Secretary of the Air Force Frank Kendall speaks with students and guests during the Senior Leader Orientation Course at Joint Base Andrews, Md., July 24, 2023. (U.S. Air Force photo by Eric Dietrich)

WASHINGTON — On the heels of lawmakers’ approval for his “quick start” initiative, Air Force Secretary Frank Kendall is putting the new authority to work on two programs. 

During a hearing of the Senate Armed Services Committee today, Kendall told lawmakers he has selected two projects to kick off work — one on “resilient” GPS capabilities and another on battle management for moving target indication (MTI) — which are led by the Space Force and Air Force respectively, an Air Force press release says.

“We selected these projects because we recognized their potential to benefit the Joint Forces and the nation and we’re appreciative that the Secretary of Defense and Deputy Secretary of Defense expedited their review and approval—resulting in less than four months between enactment of the authority to execution of the first projects,” Kendall said in the release. 

Approved by Congress as part of the fiscal year 2024 National Defense Authorization Act, the quick start initiative was Kendall’s brainchild to speed up acquisitions by getting around constraints of the cumbersome budget process.

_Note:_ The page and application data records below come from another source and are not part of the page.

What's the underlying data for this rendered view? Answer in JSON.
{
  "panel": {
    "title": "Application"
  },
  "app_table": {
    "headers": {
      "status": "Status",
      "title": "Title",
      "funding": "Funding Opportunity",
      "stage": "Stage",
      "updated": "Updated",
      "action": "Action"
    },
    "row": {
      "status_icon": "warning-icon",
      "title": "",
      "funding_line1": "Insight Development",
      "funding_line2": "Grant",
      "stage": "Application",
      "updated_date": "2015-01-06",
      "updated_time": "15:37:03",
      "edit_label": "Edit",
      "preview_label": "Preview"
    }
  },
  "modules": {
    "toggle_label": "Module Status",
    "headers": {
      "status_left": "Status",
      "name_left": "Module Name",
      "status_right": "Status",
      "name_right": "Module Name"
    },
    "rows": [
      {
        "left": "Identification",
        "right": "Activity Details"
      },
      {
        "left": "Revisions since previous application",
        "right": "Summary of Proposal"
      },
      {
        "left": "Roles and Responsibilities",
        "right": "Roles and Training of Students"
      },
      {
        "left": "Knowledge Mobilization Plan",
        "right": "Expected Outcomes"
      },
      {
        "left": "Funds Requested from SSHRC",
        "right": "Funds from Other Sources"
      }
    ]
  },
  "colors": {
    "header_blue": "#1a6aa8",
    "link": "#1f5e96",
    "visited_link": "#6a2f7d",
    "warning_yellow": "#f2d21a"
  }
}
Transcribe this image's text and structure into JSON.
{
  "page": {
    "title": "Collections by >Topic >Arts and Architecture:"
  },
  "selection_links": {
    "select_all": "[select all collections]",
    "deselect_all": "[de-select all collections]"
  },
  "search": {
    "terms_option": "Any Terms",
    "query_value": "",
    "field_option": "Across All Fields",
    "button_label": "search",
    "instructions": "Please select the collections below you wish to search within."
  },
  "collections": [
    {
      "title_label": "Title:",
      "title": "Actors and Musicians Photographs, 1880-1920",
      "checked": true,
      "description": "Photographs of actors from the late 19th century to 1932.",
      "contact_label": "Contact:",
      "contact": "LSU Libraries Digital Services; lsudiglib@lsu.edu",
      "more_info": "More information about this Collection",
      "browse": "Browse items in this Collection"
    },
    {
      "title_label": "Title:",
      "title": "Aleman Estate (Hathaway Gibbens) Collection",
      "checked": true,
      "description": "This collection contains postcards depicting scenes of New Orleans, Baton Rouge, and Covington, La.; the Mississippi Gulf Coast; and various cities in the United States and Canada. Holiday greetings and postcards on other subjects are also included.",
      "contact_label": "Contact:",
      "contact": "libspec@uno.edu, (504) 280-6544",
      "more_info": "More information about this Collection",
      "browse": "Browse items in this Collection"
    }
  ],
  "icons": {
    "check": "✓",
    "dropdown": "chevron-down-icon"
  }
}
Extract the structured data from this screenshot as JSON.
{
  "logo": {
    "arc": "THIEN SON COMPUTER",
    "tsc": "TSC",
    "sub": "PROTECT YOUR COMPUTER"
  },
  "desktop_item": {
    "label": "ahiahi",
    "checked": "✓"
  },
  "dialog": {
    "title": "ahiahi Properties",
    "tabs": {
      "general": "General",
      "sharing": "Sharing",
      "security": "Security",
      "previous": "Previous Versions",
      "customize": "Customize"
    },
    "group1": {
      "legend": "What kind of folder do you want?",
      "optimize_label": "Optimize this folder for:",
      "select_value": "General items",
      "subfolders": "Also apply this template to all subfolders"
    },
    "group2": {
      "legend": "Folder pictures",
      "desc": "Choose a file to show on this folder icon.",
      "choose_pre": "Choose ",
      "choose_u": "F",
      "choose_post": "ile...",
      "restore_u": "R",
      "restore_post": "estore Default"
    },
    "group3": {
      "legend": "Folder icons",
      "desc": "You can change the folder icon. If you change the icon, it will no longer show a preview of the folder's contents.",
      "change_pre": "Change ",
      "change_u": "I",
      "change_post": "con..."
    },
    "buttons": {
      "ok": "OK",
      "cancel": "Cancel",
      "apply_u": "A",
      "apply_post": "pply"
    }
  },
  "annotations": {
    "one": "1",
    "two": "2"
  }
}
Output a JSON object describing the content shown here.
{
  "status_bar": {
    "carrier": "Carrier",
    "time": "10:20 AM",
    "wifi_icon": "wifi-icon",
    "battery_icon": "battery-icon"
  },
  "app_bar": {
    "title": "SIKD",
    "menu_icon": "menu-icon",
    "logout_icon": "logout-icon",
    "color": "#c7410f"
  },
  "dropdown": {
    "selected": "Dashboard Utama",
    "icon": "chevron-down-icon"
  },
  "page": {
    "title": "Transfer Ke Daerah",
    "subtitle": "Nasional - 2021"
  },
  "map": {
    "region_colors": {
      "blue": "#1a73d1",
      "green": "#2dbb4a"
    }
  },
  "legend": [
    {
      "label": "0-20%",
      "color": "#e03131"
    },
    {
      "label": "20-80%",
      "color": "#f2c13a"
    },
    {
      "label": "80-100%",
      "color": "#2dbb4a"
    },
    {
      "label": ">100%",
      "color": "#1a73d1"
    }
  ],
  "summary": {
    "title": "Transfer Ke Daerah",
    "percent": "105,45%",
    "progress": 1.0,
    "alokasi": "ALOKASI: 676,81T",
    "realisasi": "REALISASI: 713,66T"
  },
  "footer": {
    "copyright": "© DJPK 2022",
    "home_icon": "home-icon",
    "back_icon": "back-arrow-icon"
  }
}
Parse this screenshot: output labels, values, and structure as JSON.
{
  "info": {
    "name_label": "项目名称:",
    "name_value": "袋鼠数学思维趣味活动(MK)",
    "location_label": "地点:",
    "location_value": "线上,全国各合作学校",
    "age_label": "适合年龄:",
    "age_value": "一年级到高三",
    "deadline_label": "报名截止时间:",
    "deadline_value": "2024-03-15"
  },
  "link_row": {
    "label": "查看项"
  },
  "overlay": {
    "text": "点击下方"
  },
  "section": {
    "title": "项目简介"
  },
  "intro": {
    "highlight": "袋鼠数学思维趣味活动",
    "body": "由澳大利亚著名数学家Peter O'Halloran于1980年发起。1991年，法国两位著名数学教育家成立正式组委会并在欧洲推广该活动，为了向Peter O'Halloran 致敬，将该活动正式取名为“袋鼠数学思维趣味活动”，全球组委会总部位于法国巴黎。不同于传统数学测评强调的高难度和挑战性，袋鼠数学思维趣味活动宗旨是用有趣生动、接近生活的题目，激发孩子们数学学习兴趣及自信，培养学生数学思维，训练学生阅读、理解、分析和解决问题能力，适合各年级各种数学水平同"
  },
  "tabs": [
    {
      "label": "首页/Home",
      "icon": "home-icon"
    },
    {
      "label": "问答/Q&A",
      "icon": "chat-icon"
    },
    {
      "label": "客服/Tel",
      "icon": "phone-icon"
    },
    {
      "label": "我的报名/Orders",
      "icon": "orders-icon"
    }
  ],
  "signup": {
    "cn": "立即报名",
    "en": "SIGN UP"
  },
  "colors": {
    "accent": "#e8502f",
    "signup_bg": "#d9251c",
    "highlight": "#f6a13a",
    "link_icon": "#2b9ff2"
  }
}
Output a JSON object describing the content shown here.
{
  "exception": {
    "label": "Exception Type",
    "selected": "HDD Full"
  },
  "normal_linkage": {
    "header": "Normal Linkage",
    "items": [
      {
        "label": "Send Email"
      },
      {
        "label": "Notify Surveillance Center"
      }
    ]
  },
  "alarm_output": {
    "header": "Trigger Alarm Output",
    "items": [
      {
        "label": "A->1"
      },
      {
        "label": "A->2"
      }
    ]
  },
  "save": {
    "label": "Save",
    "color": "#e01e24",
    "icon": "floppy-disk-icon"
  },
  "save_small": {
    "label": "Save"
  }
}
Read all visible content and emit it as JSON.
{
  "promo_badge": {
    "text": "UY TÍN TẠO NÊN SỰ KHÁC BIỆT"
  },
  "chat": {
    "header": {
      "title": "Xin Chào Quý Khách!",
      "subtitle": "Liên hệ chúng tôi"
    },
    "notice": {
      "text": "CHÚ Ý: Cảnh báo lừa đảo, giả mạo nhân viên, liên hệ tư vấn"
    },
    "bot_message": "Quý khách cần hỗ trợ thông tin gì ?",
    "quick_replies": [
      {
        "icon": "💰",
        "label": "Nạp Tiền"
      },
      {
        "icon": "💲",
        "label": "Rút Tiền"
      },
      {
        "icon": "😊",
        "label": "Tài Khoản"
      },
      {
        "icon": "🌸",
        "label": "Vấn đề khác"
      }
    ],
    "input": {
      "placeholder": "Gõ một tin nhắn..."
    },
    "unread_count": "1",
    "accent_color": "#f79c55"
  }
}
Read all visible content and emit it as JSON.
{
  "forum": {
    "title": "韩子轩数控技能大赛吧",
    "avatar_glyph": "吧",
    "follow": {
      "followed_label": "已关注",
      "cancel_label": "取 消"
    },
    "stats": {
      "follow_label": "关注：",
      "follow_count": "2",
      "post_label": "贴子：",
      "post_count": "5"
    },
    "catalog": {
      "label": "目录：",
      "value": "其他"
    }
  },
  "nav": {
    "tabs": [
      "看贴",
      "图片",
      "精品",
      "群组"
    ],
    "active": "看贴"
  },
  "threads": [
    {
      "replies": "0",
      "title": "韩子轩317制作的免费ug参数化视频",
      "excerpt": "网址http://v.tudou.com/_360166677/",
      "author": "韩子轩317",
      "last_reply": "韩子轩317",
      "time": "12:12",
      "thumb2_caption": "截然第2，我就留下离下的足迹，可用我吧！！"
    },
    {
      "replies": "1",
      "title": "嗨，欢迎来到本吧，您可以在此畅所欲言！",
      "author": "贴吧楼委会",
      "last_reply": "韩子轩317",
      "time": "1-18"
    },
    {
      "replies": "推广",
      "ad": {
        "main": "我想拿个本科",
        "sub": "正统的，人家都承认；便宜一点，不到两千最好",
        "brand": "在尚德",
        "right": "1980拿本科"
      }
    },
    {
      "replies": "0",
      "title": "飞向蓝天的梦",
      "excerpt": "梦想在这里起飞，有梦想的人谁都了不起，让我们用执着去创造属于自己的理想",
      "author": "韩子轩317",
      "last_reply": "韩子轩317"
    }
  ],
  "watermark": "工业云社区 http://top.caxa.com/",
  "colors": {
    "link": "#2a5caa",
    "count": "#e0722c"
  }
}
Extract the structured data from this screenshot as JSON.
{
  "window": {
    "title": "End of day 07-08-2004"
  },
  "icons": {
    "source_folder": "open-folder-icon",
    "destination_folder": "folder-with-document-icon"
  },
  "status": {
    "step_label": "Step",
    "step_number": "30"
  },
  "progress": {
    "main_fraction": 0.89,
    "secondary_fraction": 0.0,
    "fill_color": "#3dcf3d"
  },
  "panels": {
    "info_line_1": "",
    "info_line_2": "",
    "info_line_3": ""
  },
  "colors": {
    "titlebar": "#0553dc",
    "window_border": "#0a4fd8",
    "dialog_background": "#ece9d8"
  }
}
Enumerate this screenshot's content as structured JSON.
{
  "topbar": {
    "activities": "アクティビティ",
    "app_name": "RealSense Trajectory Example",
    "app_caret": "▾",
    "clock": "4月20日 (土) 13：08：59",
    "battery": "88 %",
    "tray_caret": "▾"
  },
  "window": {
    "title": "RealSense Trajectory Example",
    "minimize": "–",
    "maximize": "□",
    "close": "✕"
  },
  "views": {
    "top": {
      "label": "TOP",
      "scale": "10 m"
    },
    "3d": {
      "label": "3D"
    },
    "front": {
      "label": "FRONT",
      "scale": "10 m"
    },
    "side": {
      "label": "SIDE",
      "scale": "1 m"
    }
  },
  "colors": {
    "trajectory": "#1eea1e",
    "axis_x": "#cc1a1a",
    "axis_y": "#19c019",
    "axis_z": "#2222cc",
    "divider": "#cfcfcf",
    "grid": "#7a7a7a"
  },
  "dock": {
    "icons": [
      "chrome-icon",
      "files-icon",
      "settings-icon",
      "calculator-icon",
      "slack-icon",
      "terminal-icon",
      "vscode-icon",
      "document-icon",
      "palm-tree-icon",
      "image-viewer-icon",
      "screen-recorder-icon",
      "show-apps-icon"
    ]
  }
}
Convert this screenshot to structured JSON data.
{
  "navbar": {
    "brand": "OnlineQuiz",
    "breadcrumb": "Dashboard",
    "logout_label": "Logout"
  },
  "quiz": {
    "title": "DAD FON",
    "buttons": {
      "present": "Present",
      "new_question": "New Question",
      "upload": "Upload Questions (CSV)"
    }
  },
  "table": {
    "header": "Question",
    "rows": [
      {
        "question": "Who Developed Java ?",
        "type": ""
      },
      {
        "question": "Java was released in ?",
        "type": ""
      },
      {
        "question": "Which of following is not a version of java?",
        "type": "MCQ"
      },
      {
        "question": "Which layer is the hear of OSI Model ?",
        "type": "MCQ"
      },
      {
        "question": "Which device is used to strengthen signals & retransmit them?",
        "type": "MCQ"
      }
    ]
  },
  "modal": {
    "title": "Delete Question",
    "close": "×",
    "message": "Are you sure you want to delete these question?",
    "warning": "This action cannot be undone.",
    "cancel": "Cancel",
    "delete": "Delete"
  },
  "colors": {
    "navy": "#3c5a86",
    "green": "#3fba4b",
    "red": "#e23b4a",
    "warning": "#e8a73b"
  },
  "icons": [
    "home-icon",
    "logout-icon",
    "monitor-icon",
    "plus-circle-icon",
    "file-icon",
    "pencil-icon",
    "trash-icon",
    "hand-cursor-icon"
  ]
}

The effort is aimed at accelerating nascent program activities, as the authority only enables the military services to proceed with early engineering and design activities for a given project.

Floated as a $300 million pot, Congress ended up granting only $100 million in authority for the initiative, which must be shared by all the military services and approved individually by the Secretary of Defense. The money is only an authority, meaning that the funds themselves have to be provided by the services. 

The two projects picked for approval are now able to move forward on early design activities, which will lay the groundwork for both to become programs of record in the FY26 budget, according to the Air Force press release. Both also address Kendall’s “operational imperatives” and fill key capability gaps for the joint force.

For example, the wars in Gaza and Ukraine have underscored the need for systems that can withstand or have an alternative to intense GPS interference, an issue that has spilled over into commercial services like air travel and shipping. The Pentagon has been moving to harden GPS capabilities through new M-code receivers and modernized satellites, but the effort has been delayed over getting a long-troubled ground system working. 

It’s not exactly clear what new efforts could be yielded by Kendall’s reference to resilient GPS, though the Space Force has asked for industry input on launching relatively cheaper demonstration satellites that could bolster GPS capabilities. The Air Force did not immediately respond to a request for more information. 

Additionally, yielding new MTI capabilities has been another critical objective of the Department of the Air Force (DAF), which will leverage both air- and space-based assets to track objects on the ground and in the air. Seeking to shift many of those capabilities to space, the DAF has moved to rapidly retire an aging JSTARS fleet and is working with the National Reconnaissance Office to field a new space-based sensor that can track targets on the ground. 

According to Kendall, the program to get a quick start blessing would specifically focus on command, control and communications battle management, or C3BM, for MTI. The Air Force has said its C3BM “enterprise” will essentially be composed of programs that all seamlessly integrate together to contribute to the Pentagon’s larger Joint All Domain Command and Control (JADC2) project. Kendall’s reference to C3BM for MTI would appear to be aimed at fitting those new MTI capabilities into the larger JADC2 architecture. 

Separately, the Air Force has moved to swiftly field the E-7A Wedgetail radar plane, which will replace the service’s elderly E-3 Sentry and provide MTI capabilities. But Kendall revealed today that effort has been delayed, with production of one aircraft slipping “a year to the right.” 

When the Air Force awarded Boeing a sole-source award for the Wedgetail last year, the service indicated it wanted to field the first of two rapid prototypes by FY27. The Air Force previously planned to award the money for the second rapid prototype plane in FY24, according to Defense News, but it’s not clear if Kendall was referring to that specific aircraft. The Air Force could not immediately provide more information. 

In the meantime, negotiations on the E-7 have been set back by a price disagreement between Boeing and the Air Force stemming from costs for Air Force-specific requirements. The two parties have made progress, Kendall said today, but have not yet reached an agreement.

“We have come much closer, but we’re not really at closure yet. So we have some additional work to do there,” he said. “So I’m anticipating, maybe being optimistic here, but hopefully that we’ll get to an agreement very shortly and then be able to move on to the program.”